UBC controversies stem from administration's bad decisions, says consultant
'The UBC administration has to get on top of this. They need to rebuild public and media trust'
The UBC's inability to quell a series of controversies that have plagued the institution in recent years stems from choices made by its administration, says one crisis management consultant.
In the latest incident, a history professor criticized the university on Monday for not acting fast enough when it received reports of a prowler on campus last week.
But whether it's been the number of sexual assaults on campus, starting with a string of attacks in 2013, allegations of sexual assault against a grad student, or the fallout from former president Arvind Gupta's resignation, UBC has not been able to "put an end to these issues," said Lesli Boldt, who runs her own public relations company, Boldt Communications.
Boldt told CBC Radio's The Early Edition that responsibility for the ongoing public relations problems rests with the university's administration.
"The UBC administration has to get on top of this. They need to rebuild public and media trust in their ability to handle these issues."
The constant media attention stems from a "communication breakdown" at the university, she says,
"From a crisis and PR strategy perspective, this is the kind of conversation — around the non-confidence vote and the arguments between faculty and administration — these are conversations that should be happening face to face, and not being played out in duelling open letters or in the media."
Communicating the plan
Boldt says UBC's communication breakdown is happening not only inside the university, but also between the university and the public.

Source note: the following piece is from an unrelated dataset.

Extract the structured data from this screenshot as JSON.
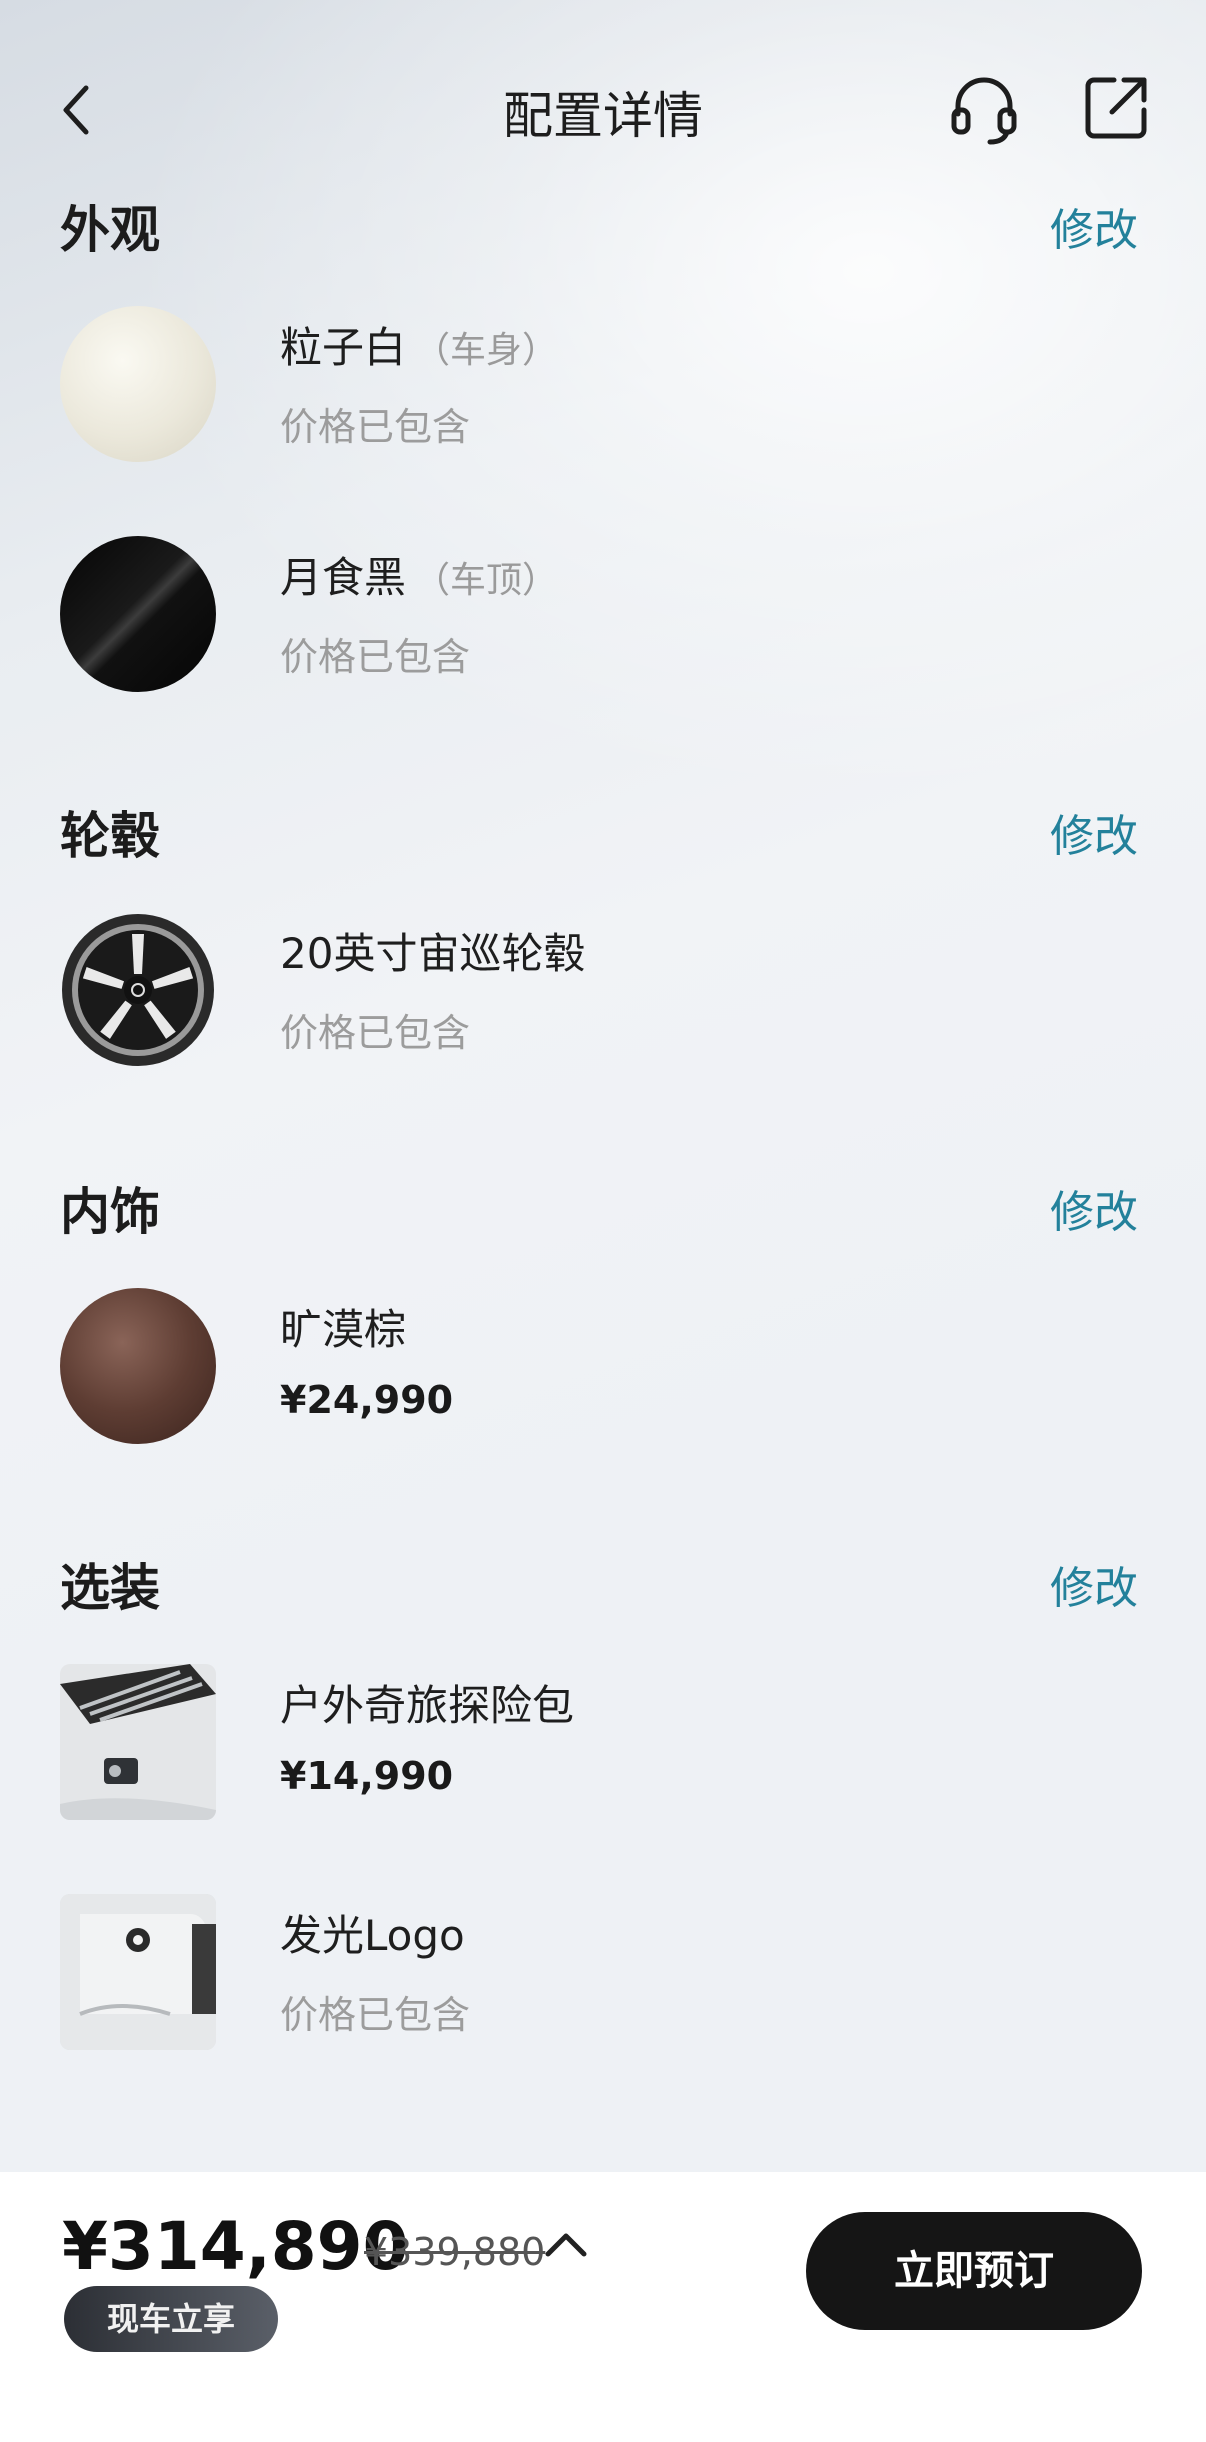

Having a plan and multiple backups is key to managing a crisis, said Boldt.
"The best way to manage a crisis is to anticipate potential problems, have a plan if the problem comes out to the public eye, as it has in this case, and ideally, to deal with the problem as quickly as possible," she said.
The next step is to show the public what the solution is and how it is being implemented.
In some cases, organizations can prepare for events that are likely to garner attention, like a university president's resignation after only one year in office. But the university did not provide enough information up front, said Boldt.
"It appears to someone like me, that they weren't really prepared [for] how the faculty and the public would react to the resignation," she said.
UBC's vice-president of external relations has previously admitted that mistakes were made in how Gupta's departure was publicized.
But even when an organization cannot anticipate a crisis, a clear response is vital, said Boldt.
UBC could not have anticipated the string of sexual assaults that have happened in the area, but it could have done a better job communicating its response, she said.
"We need to know that is the plan for keeping students safe because it's clear that UBC hasn't been able to communicate that."
With files from CBC Radio's The Early Edition
To listen to the full interview, click the link labelled: UBC's PR challenges.